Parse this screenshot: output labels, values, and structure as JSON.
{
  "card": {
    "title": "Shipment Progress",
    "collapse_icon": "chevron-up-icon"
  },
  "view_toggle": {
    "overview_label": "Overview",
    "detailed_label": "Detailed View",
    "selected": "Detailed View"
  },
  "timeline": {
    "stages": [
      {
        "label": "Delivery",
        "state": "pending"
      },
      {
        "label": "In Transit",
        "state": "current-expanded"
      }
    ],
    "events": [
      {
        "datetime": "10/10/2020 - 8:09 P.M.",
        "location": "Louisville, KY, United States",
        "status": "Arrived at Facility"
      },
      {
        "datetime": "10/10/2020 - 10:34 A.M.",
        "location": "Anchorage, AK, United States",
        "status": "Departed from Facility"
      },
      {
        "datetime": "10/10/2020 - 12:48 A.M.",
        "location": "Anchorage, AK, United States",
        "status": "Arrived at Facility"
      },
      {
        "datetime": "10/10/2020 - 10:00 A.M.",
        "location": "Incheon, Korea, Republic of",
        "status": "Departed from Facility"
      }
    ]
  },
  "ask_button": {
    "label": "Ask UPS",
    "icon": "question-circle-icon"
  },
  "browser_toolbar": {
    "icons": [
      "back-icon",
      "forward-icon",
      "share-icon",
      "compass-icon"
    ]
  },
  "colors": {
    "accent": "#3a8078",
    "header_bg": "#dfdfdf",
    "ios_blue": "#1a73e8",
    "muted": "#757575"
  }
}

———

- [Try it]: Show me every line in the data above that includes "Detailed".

- [Answer space]:
    "detailed_label": "Detailed View",
    "selected": "Detailed View"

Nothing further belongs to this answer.